A new report on the human-rights policies of 26 tech and telecom firms around the world delivers a harsh verdict: From Alibaba to Vodafone, they all get an F.
The 2020 Ranking Digital Rights Corporate Accountability Index, as previewed in advance of its Wednesday posting, blames this collective failure to get “even close to earning a passing grade” on widespread opacity among these firms in how they analyze, promote, and demote the speech of their customers for marketing, advertising, and content-moderation purposes.
That focus on the uses and abuses of algorithms was the major new addition to this corporate scorecard from Ranking Digital Rights (RDR), a project founded by longtime digital-human-rights advocate Rebecca MacKinnon and housed at the nonprofit New America in Washington. Founded with a Knight News Challenge grant and since underwritten by foundation grants and State-Department funding, RDR has graded the policies of tech and telecom companies worldwide since 2015.
In the new report, Twitter’s score—just 53–was the highest of any company. The report credits Twitter with transparency in such areas as its content-moderation decisions, ad-targeting operations, and government demands that it remove users’ posts.
Amazon is way behind its peers in the U.S.”
Ellery Biddle, Ranking Digital Rights
But the report also knocks the company for not shedding the same light on security practices. In particular, it calls for more disclosure of how Twitter controls employee access to user data, citing Twitter insiders caught spying on Saudi dissidents in 2019 and the July 2020 breach that saw such boldface-name accounts as those of Elon Musk and Jeff Bezos hacked to push a Bitcoin scam.
Bezos’ own firm Amazon, meanwhile, lands at the bottom of RDR’s digital-platforms list with a score of 20—below even the Chinese e-commerce firm Alibaba, the other company the group added to its 2020 list.
The report raps Amazon for disclosing so much less than other U.S. firms about its marketing uses of customer data, its oversight of products in its online store, its rules for use of its of its AWS hosting service, and its responses to government demands for customer information.
RDR’s report gives Alibaba (which it notes sold facial-recognition services to help China’s authoritarian regime track Uighur Muslims) a better score of 25 for complying with new Chinese laws about security and privacy.
RDR says those grades don’t reflect any degree-of-difficulty weighting.
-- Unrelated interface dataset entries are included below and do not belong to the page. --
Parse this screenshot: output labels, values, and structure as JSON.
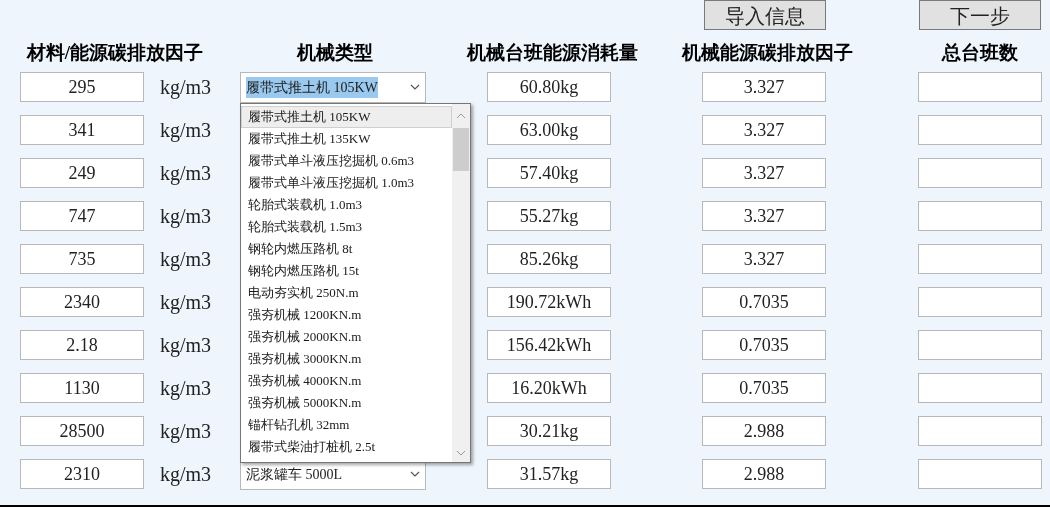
{
  "buttons": [
    {
      "label": "导入信息"
    },
    {
      "label": "下一步"
    }
  ],
  "headers": [
    "材料/能源碳排放因子",
    "机械类型",
    "机械台班能源消耗量",
    "机械能源碳排放因子",
    "总台班数"
  ],
  "rows": [
    {
      "factor": "295",
      "unit": "kg/m3",
      "machine": "履带式推土机 105KW",
      "machine_text_selected": true,
      "consumption": "60.80kg",
      "emission": "3.327"
    },
    {
      "factor": "341",
      "unit": "kg/m3",
      "consumption": "63.00kg",
      "emission": "3.327"
    },
    {
      "factor": "249",
      "unit": "kg/m3",
      "consumption": "57.40kg",
      "emission": "3.327"
    },
    {
      "factor": "747",
      "unit": "kg/m3",
      "consumption": "55.27kg",
      "emission": "3.327"
    },
    {
      "factor": "735",
      "unit": "kg/m3",
      "consumption": "85.26kg",
      "emission": "3.327"
    },
    {
      "factor": "2340",
      "unit": "kg/m3",
      "consumption": "190.72kWh",
      "emission": "0.7035"
    },
    {
      "factor": "2.18",
      "unit": "kg/m3",
      "consumption": "156.42kWh",
      "emission": "0.7035"
    },
    {
      "factor": "1130",
      "unit": "kg/m3",
      "consumption": "16.20kWh",
      "emission": "0.7035"
    },
    {
      "factor": "28500",
      "unit": "kg/m3",
      "consumption": "30.21kg",
      "emission": "2.988"
    },
    {
      "factor": "2310",
      "unit": "kg/m3",
      "machine": "泥浆罐车 5000L",
      "machine_text_selected": false,
      "consumption": "31.57kg",
      "emission": "2.988"
    }
  ],
  "dropdown": {
    "items": [
      {
        "label": "履带式推土机 105KW",
        "selected": true
      },
      {
        "label": "履带式推土机 135KW",
        "selected": false
      },
      {
        "label": "履带式单斗液压挖掘机 0.6m3",
        "selected": false
      },
      {
        "label": "履带式单斗液压挖掘机 1.0m3",
        "selected": false
      },
      {
        "label": "轮胎式装载机 1.0m3",
        "selected": false
      },
      {
        "label": "轮胎式装载机 1.5m3",
        "selected": false
      },
      {
        "label": "钢轮内燃压路机 8t",
        "selected": false
      },
      {
        "label": "钢轮内燃压路机 15t",
        "selected": false
      },
      {
        "label": "电动夯实机 250N.m",
        "selected": false
      },
      {
        "label": "强夯机械 1200KN.m",
        "selected": false
      },
      {
        "label": "强夯机械 2000KN.m",
        "selected": false
      },
      {
        "label": "强夯机械 3000KN.m",
        "selected": false
      },
      {
        "label": "强夯机械 4000KN.m",
        "selected": false
      },
      {
        "label": "强夯机械 5000KN.m",
        "selected": false
      },
      {
        "label": "锚杆钻孔机 32mm",
        "selected": false
      },
      {
        "label": "履带式柴油打桩机 2.5t",
        "selected": false
      }
    ]
  }
}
“Our objective is to evaluate companies against the same set of standards based on international human rights doctrine, so that we can really see how they measure up against one another, regardless of legal regimes or other contextual factors,” emailed RDR editorial director Ellery Biddle. “Nevertheless, in our analysis of the findings, we did think it was important to point out that Amazon is way behind its peers in the U.S., in contrast to Alibaba, which is approximately on par with its peers in China.”
Apple, meanwhile, only got a 43, just behind Facebook’s score of 45. That reflects the report’s approval of Apple’s defenses of privacy but also penalizing the company for its opacity over how it enforces its content rules. This year’s report doesn’t call out Apple’s often-inscrutable oversight of its App Store, but previous reports have.
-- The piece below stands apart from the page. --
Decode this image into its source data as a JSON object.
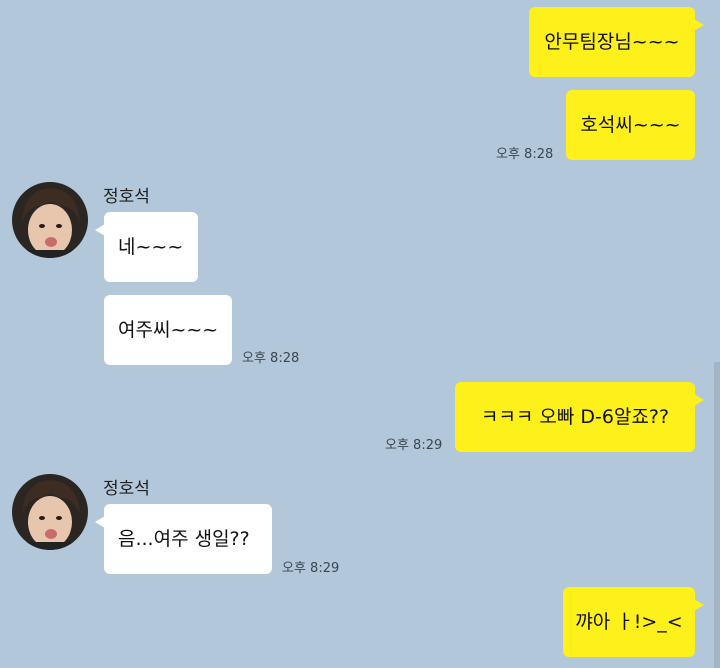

RDR often emphasizes the importance of getting companies to pledge to uphold human rights, allowing advocates to press them to meet those commitments—similar to how Amnesty International campaigns aim to shame oppressive regimes into at least minimal compliance with their own laws.
As in prior reports, telecom firms fare worse than tech giants for leaving their users deeper in the dark about their collection, use and resale of their data.
The highest-ranked among them, Spain’s Telefónica, only got a score of 49 out of 100 despite more transparency over government demands to cut off internet access, take down content, and turn over user data. It lost points for a relative lack of transparency about its own use of customer data.
RDR’s report closes out with advice on a trending tech-policy topic of whether to reform Section 230 of the Communications Decency Act, the 1996 law that grants online forums limited immunity from what their users post.
The report advises against holding platforms liable for their users’ uploads, lest they abuse that power to suppress bad-for-business speech. Instead, it endorses laws to curb their collection and monetization of user data and to mandate better documentation of how their algorithms work.
And on this point, the report does grade U.S. policy on a curve: “If U.S. lawmakers act on these recommendations, the effects could be global, given the enormous reach of Silicon Valley’s titans and the degree to which companies like Facebook have made their services all but essential to people’s abilities to communicate.”